Imagine for a moment having professional football players unnaturally bending your body like a pretzel. Perhaps this is the daily risk of a running back, who has two instinctual priorities: Stay on your feet and don't lose the football.
With 5:54 remaining in the first quarter, Hill confidently powered his way for six yards through a mass of humanity, easily converting a second-and-five into a first down. Yet, he was still on his feet. Manti Te'o wrapped Hill from behind, pulling him backward while trapping his leg underneath. While that was happening, the football was exposed and Donald Butler yanked the football away from Hill.
It's the type of situation where a knee undergoes so much pressure, stress and awkwardness that a ligament could snap. It's difficult to fault Hill, who may have developed more concern with protecting his knee. Unfortunately this allowed an opportunist like Donald Butler to play the role of Gollum, reclaiming his precious from those evil Bengals running backseseses.
Let's not put this on Hill. At the end of the day, you're clearly more grateful for his health after this scare than you are annoyed with any perceived carelessness. The turnover didn't impact the final score and eventually Cincinnati's defense claimed their own turnover on San Diego's ensuing possession. Despite the violence of football, these tackles are uncommon and if the price is focusing an abundance of concern on protecting your knee (a player's most precious commodity), you're going to live with that during a mid-September game against the Chargers.
The second fumble, however, was all on Hill.
"Jeremy's been a running back his entire life, so he understands taking care of the football is of utmost [importance]," head coach Marvin Lewis said during Monday's press conference. "You can't have the ball stripped, and the second one is easy -- catch the football before you run. That is junior high school teaching there."
With 7:53 remaining in the third quarter, Andy Dalton pitched the football to his running back. Unable to secure the pitch, Hill juggled the football before Chargers defensive back Jimmy Wilson recovered the football.
There was no contact and the pitch was expertly delivered into Hill's hands. We could argue the element of concentration was lacking, sure. Regardless, this was a self-inflicted wound that Cincinnati's coaching staff has zero patience for. Again, thankfully the turnover didn't impact Cincinnati because San Diego's field goal kicker Josh Lambo pushed a 47-yard attempt wide left. Due to a combination of Giovani Bernard warming up and Hill's entry into the unacknowledged doghouse, this would be the last time Cincinnati's primary back would see the field on Sunday.
"You could definitely start saying it's an issue," Hill said. "I can be happy and in denial about it, but it's definitely become an issue and it has to get fixed."

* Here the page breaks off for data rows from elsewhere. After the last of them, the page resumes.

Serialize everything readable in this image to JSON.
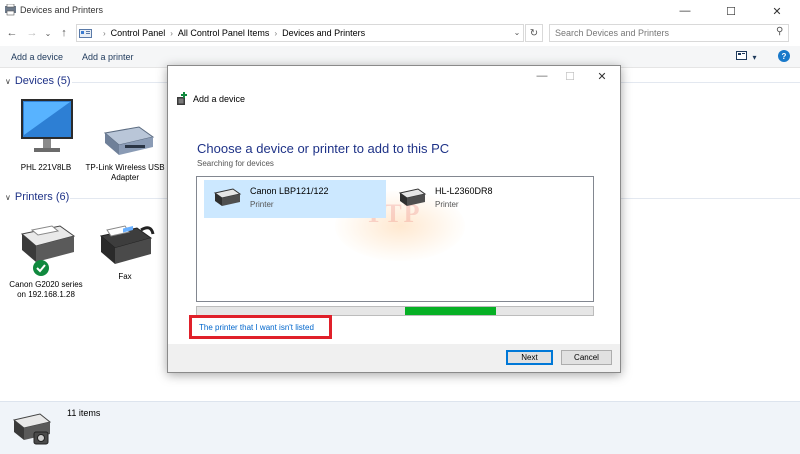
{
  "window": {
    "title": "Devices and Printers",
    "minimize": "—",
    "maximize": "☐",
    "close": "✕"
  },
  "nav": {
    "back": "←",
    "forward": "→",
    "recent": "⌄",
    "up": "↑",
    "breadcrumbs": [
      "Control Panel",
      "All Control Panel Items",
      "Devices and Printers"
    ],
    "breadcrumb_separator": "›",
    "dropdown": "⌄",
    "refresh": "↻"
  },
  "search": {
    "placeholder": "Search Devices and Printers",
    "icon": "⚲"
  },
  "commands": {
    "add_device": "Add a device",
    "add_printer": "Add a printer",
    "view": "▾",
    "help": "?"
  },
  "devices_section": {
    "title": "Devices (5)",
    "chevron": "∨",
    "items": [
      {
        "label": "PHL 221V8LB",
        "icon": "monitor-icon"
      },
      {
        "label": "TP-Link Wireless USB Adapter",
        "icon": "usb-adapter-icon"
      }
    ]
  },
  "printers_section": {
    "title": "Printers (6)",
    "chevron": "∨",
    "items": [
      {
        "label": "Canon G2020 series on 192.168.1.28",
        "icon": "printer-icon",
        "default": true
      },
      {
        "label": "Fax",
        "icon": "fax-icon"
      }
    ]
  },
  "status_bar": {
    "count": "11 items"
  },
  "dialog": {
    "window_title": "Add a device",
    "minimize": "—",
    "maximize": "☐",
    "close": "✕",
    "heading": "Choose a device or printer to add to this PC",
    "status": "Searching for devices",
    "devices": [
      {
        "name": "Canon LBP121/122",
        "type": "Printer",
        "selected": true
      },
      {
        "name": "HL-L2360DR8",
        "type": "Printer",
        "selected": false
      }
    ],
    "progress_fraction": 0.23,
    "not_listed_link": "The printer that I want isn't listed",
    "next_button": "Next",
    "cancel_button": "Cancel",
    "watermark": "TTP"
  },
  "colors": {
    "accent": "#1e3287",
    "link": "#0066cc",
    "highlight": "#e0202a",
    "progress": "#06b025",
    "selection": "#cce8ff"
  }
}
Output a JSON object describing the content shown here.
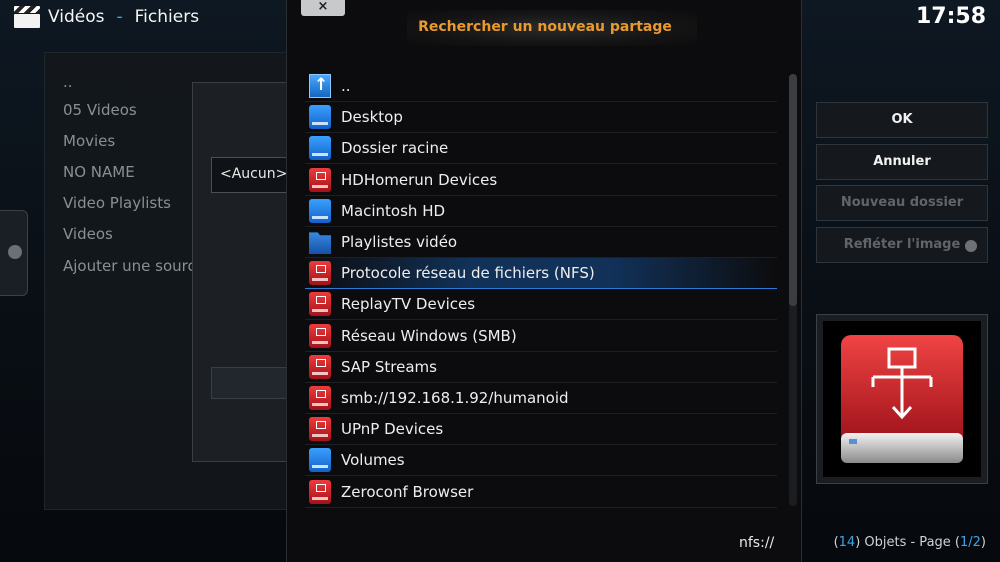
{
  "header": {
    "section": "Vidéos",
    "separator": "-",
    "subsection": "Fichiers",
    "clock": "17:58"
  },
  "library": {
    "items": [
      "..",
      "05 Videos",
      "Movies",
      "NO NAME",
      "Video Playlists",
      "Videos",
      "Ajouter une source"
    ]
  },
  "background_dialog": {
    "selected_value": "<Aucun>"
  },
  "dialog": {
    "close_label": "×",
    "title": "Rechercher un nouveau partage",
    "path": "nfs://",
    "focused_index": 6,
    "items": [
      {
        "label": "..",
        "icon": "folder-up-icon"
      },
      {
        "label": "Desktop",
        "icon": "drive-icon"
      },
      {
        "label": "Dossier racine",
        "icon": "drive-icon"
      },
      {
        "label": "HDHomerun Devices",
        "icon": "network-drive-icon"
      },
      {
        "label": "Macintosh HD",
        "icon": "drive-icon"
      },
      {
        "label": "Playlistes vidéo",
        "icon": "folder-icon"
      },
      {
        "label": "Protocole réseau de fichiers (NFS)",
        "icon": "network-drive-icon"
      },
      {
        "label": "ReplayTV Devices",
        "icon": "network-drive-icon"
      },
      {
        "label": "Réseau Windows (SMB)",
        "icon": "network-drive-icon"
      },
      {
        "label": "SAP Streams",
        "icon": "network-drive-icon"
      },
      {
        "label": "smb://192.168.1.92/humanoid",
        "icon": "network-drive-icon"
      },
      {
        "label": "UPnP Devices",
        "icon": "network-drive-icon"
      },
      {
        "label": "Volumes",
        "icon": "drive-icon"
      },
      {
        "label": "Zeroconf Browser",
        "icon": "network-drive-icon"
      }
    ]
  },
  "buttons": {
    "ok": "OK",
    "cancel": "Annuler",
    "new_folder": "Nouveau dossier",
    "mirror_image": "Refléter l'image"
  },
  "status": {
    "count": "14",
    "count_suffix": ") Objets - Page (",
    "page": "1/2",
    "close_paren": ")",
    "open_paren": "("
  },
  "colors": {
    "accent": "#3fa4e6",
    "title": "#e89a2e",
    "network_drive": "#c8202a",
    "local_drive": "#1f7be0"
  }
}
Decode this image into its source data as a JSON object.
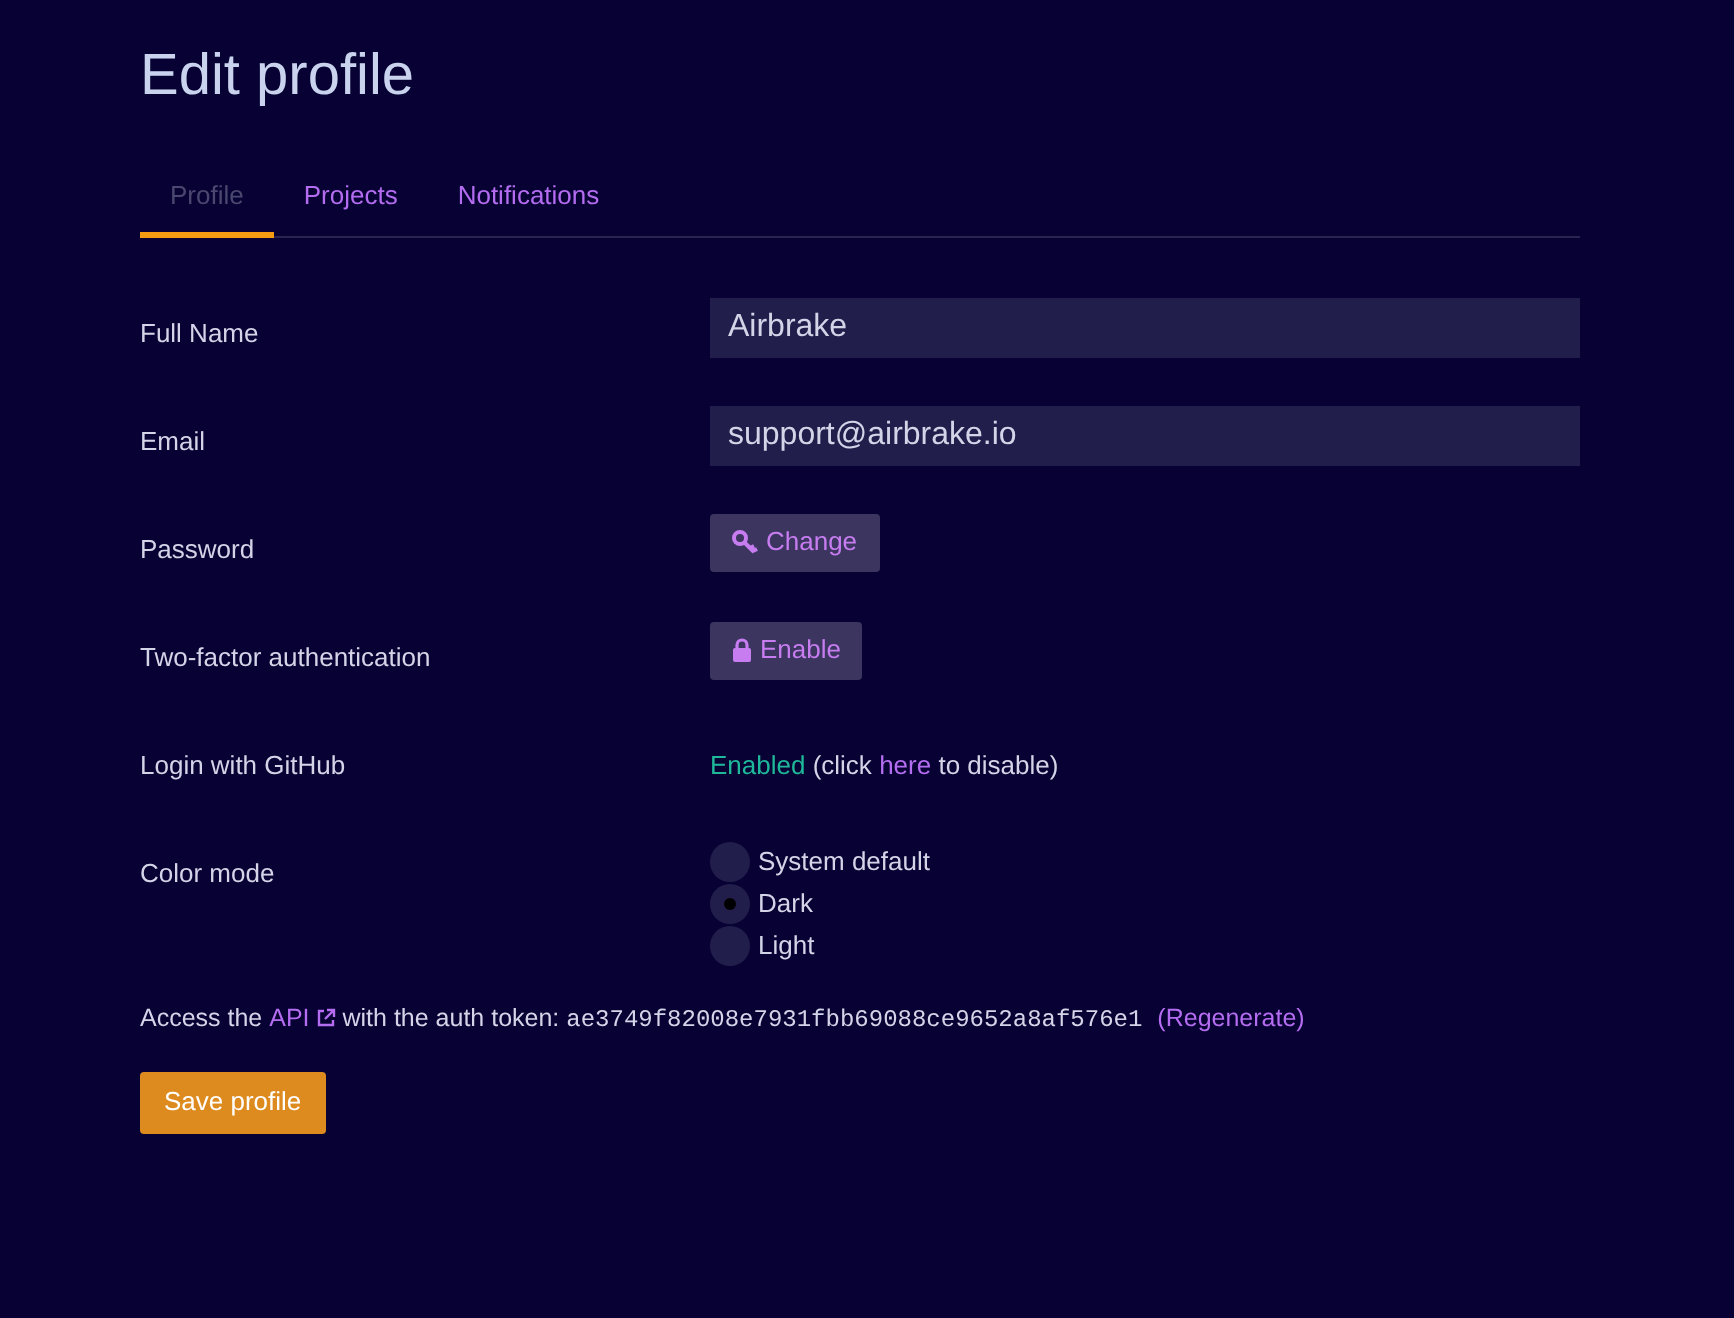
{
  "title": "Edit profile",
  "tabs": [
    {
      "label": "Profile",
      "selected": true
    },
    {
      "label": "Projects",
      "selected": false
    },
    {
      "label": "Notifications",
      "selected": false
    }
  ],
  "fields": [
    {
      "kind": "input",
      "label": "Full Name",
      "value": "Airbrake"
    },
    {
      "kind": "input",
      "label": "Email",
      "value": "support@airbrake.io"
    },
    {
      "kind": "keybutton",
      "label": "Password",
      "button": "Change"
    },
    {
      "kind": "lockbutton",
      "label": "Two-factor authentication",
      "button": "Enable"
    },
    {
      "kind": "status",
      "label": "Login with GitHub",
      "status": "Enabled",
      "before": "(click",
      "link": "here",
      "after": "to disable)"
    },
    {
      "kind": "radio",
      "label": "Color mode",
      "options": [
        {
          "label": "System default",
          "selected": false
        },
        {
          "label": "Dark",
          "selected": true
        },
        {
          "label": "Light",
          "selected": false
        }
      ]
    }
  ],
  "api": {
    "before": "Access the",
    "link": "API",
    "middle": "with the auth token:",
    "token": "ae3749f82008e7931fbb69088ce9652a8af576e1",
    "regenerate": "(Regenerate)"
  },
  "save_button": "Save profile"
}
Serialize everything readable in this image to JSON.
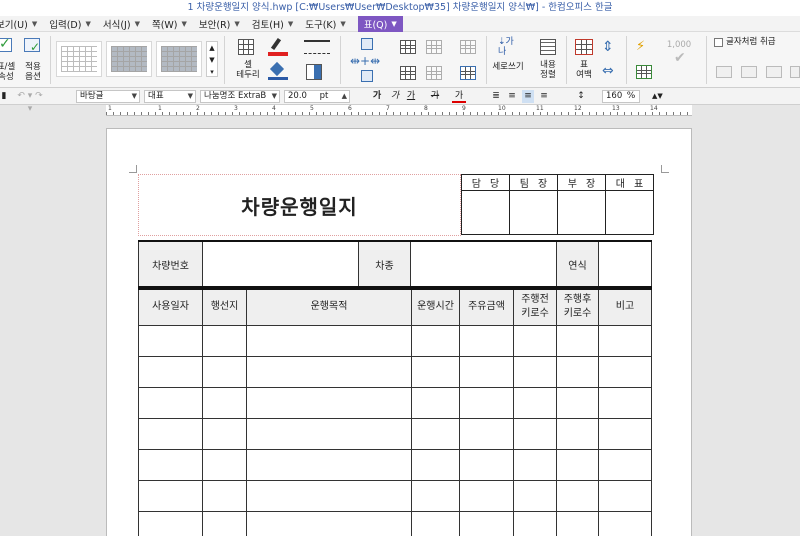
{
  "window": {
    "title": "1 차량운행일지 양식.hwp [C:₩Users₩User₩Desktop₩35] 차량운행일지 양식₩] - 한컴오피스 한글"
  },
  "menu": {
    "items": [
      {
        "label": "보기(U)"
      },
      {
        "label": "입력(D)"
      },
      {
        "label": "서식(J)"
      },
      {
        "label": "쪽(W)"
      },
      {
        "label": "보안(R)"
      },
      {
        "label": "검토(H)"
      },
      {
        "label": "도구(K)"
      },
      {
        "label": "표(Q)"
      }
    ]
  },
  "ribbon": {
    "cell_attr_label": "표/셀\n속성",
    "apply_option_label": "적용\n옵션",
    "cell_border_label": "셀\n테두리",
    "vertical_write_label": "세로쓰기",
    "content_align_label": "내용\n정렬",
    "table_margin_label": "표\n여백",
    "treat_as_char_label": "글자처럼 취급",
    "number_value": "1,000"
  },
  "format": {
    "style": "바탕글",
    "lang": "대표",
    "font": "나눔명조 ExtraB",
    "size": "20.0",
    "unit": "pt",
    "bold": "가",
    "italic": "가",
    "underline": "가",
    "strike": "가",
    "color": "가",
    "zoom": "160",
    "zoom_unit": "%"
  },
  "ruler": {
    "numbers": [
      "1",
      "1",
      "2",
      "3",
      "4",
      "5",
      "6",
      "7",
      "8",
      "9",
      "10",
      "11",
      "12",
      "13",
      "14"
    ]
  },
  "document": {
    "title": "차량운행일지",
    "approval": [
      "담당",
      "팀장",
      "부장",
      "대표"
    ],
    "info": {
      "vehicle_no": "차량번호",
      "model": "차종",
      "year": "연식"
    },
    "log_headers": [
      "사용일자",
      "행선지",
      "운행목적",
      "운행시간",
      "주유금액",
      "주행전\n키로수",
      "주행후\n키로수",
      "비고"
    ],
    "log_rows": 7
  }
}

"If you're going to turn the ball over too many times, you can't play," offensive coordinator Hue Jackson said via ESPN. "That's with any of our guys. It's just the way it goes. I'll still be lenient maybe with other guys. I don't want anybody to hold me to the standing of saying, 'OK, well he just turned it over, too. You better get him out.' No, there's a process to it. I know what it looks like and what it feels like and Coach Lewis does, too. When we make that decision we make it and move on."
Following Cincinnati's 24-19 win over the Chargers, Hill braved a complimentary face toward Bernard while confidently applying a closer's mentality that Sunday's negativity won't leak beyond Week 2. "We complement each other well, with two polar opposite styles of running. Anytime we can both get going, it's very good for our offense," Hill said on Sunday.
Bernard posted 123 yards against the Chargers, his second career 100-yard performance, with 66 yards coming in the fourth quarter.
"I'm going to keep pounding. I can't let this (the fumbles) affect me," Hill said. "I'm going to do my thing. I'm just going to be me. That stuff is behind me now. It is what it is. We all know what happened, and it'll get us beat in another game. I've just got to continue to get better."
If there's a long-term worry about Hill, don't bank too much of that investment. Obviously it's natural to express concern for a player with 18 career games and seven fumbles (four lost) over two years. With less than 20 career games, he's a kid entering the third week of his second season. Granted, coaches shouldn't need to explain why it's important to secure the football.
The week is over. Hill says he'll practice on Wednesday, further lessoning concern about his knee. While Jackson has moved on to the next game, Lewis is acting more like a disappointed father.
"Jeremy will be fine," Lewis said. "He will get back at it and earn our trust as it goes. But we can't have the ball on the ground."